Formula Drift at Road Atlanta for 2012 brought a few new changes to the course this year. First and foremost, the layout of the track has been changed in the famed Turn 10 Complex. Instead of going through the “horseshoe” in a counterclockwise direction, it now is reversed. At first glance, one might think that this configuration is awkward, as the straightaway leading uphill (quite steep, mind you) to the horseshoe is rather long in relation to the tight corners of Turn 10a and 10b. However, the drivers have managed to adapt pretty well by adjusting their strategy for taking the course. Since drivers must keep momentum and speed to climb the hill, this layout change prohibits the extreme entries that we are used to seeing from previous years.
Another addition to the new layout, a more subtle change would be the inclusion of proximity sensors near clipping points. When a driver gets within a certain distance of these sensors, they will flash red so that the judges know for sure that the cars are where they should be on the track – leaving less to the imagination. Here, Ryan Tuerck’s brightly colored Retaks S13 rounds the horseshoe by the light of one of our sharpshooters, Brett May. Antonio and I have some creative disagreements on the livery of this car; I, for one, really like it. What do you guys think?
The change in layout now presents a new challenge towards cars with lower power. Linking the exit of 10b with the entry to the horseshoe was a heck of a feat for some, a cake walk for others. Daigo Saito flexed his 1200hp muscle by sometimes overshooting his mark to enter the top of the ‘shoe, taking some cones with him at times.
Another brightly colored car out on track to pair with Tuerck’s is that of former Formula Drift judge, Tony Angelo. Driving Ken Gushi’s old Scion tC, it’s clear that drifting is just like riding a bike – it never leaves you.
Going up the hill, the drivers are really pushing hard to hang the car out all the way up to the top of the horseshoe. At the right time of day, the sun sets behind the cars creating incredibly scenic backlighting. When I first heard of the layout change, I wasn’t sure how I would like it. It’s shaping up to be even more fun to shoot than before.
If a new course wasn’t enough for you, I’ll sweeten the pot and throw a new car your way. Ken Gushi’s Scion FR-S is one of the more fun cars to watch, in my opinion. A small car plus big power is never a bad combination. Not to mention that the sound the boxer engine makes is the soundtrack that dreams are made of – even though some might say they sound broken!
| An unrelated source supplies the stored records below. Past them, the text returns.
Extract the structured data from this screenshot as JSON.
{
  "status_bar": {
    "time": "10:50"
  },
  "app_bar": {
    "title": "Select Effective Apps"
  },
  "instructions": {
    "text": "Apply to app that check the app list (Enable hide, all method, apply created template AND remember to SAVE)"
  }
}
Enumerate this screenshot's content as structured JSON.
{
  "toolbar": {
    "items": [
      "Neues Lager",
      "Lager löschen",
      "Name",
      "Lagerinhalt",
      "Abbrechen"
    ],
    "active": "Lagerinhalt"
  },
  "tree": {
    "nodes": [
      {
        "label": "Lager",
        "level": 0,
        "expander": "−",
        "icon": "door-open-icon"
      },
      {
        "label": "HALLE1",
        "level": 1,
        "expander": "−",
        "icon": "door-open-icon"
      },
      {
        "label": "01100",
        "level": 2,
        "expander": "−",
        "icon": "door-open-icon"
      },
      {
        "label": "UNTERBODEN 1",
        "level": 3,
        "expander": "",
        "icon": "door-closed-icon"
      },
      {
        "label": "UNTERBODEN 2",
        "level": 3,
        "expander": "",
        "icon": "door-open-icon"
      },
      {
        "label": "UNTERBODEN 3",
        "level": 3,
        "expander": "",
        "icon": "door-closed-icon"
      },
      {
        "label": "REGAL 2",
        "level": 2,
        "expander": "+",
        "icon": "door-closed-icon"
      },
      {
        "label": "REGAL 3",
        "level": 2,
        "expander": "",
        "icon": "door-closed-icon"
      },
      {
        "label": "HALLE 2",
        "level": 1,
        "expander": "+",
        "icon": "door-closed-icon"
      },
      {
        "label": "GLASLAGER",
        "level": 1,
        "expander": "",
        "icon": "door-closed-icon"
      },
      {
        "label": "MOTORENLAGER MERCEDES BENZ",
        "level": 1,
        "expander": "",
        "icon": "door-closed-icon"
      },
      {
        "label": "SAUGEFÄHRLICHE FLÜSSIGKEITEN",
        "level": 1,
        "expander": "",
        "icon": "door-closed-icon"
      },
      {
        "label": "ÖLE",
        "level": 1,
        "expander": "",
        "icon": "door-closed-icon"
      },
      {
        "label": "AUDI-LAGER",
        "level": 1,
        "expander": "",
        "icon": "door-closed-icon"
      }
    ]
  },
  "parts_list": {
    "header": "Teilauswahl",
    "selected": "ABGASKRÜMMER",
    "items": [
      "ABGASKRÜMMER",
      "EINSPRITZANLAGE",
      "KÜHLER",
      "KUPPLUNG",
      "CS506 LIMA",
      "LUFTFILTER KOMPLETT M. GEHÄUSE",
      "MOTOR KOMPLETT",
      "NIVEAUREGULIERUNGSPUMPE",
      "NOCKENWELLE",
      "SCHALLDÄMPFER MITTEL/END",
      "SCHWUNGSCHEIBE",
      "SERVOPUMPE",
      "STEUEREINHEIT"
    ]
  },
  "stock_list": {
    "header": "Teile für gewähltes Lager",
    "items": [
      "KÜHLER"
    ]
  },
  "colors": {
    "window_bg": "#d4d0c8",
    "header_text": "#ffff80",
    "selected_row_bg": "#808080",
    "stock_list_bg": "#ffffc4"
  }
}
As is customary with Formula D judging, the speed element is taken into account through the use of speed guns placed in a specific zone throughout the course. Should the drivers meet a prescribed velocity, they are awarded points. However, at some point during the day, there were technical difficulties with the speed gun that were noticed when driver after driver was falling short of the required speed to obtain points.
With no way to subjectively and retroactively award or deduct points for something that is 100% objective, the powers that be decided to nix the speed requirement (10 of a possible 100 points – bringing the ‘perfect’ total to 90) and put everyone back on a level playing field. Lots of discussion amongst officials and drivers was had, as 10 points could make a big difference in terms of qualifying position.
Today all speed issues have been resolved, leaving no doubt that we will have some smokey battles for sure. Stay tuned for more from MotorMavens at Road Atlanta!
:: Jonathan McWhorter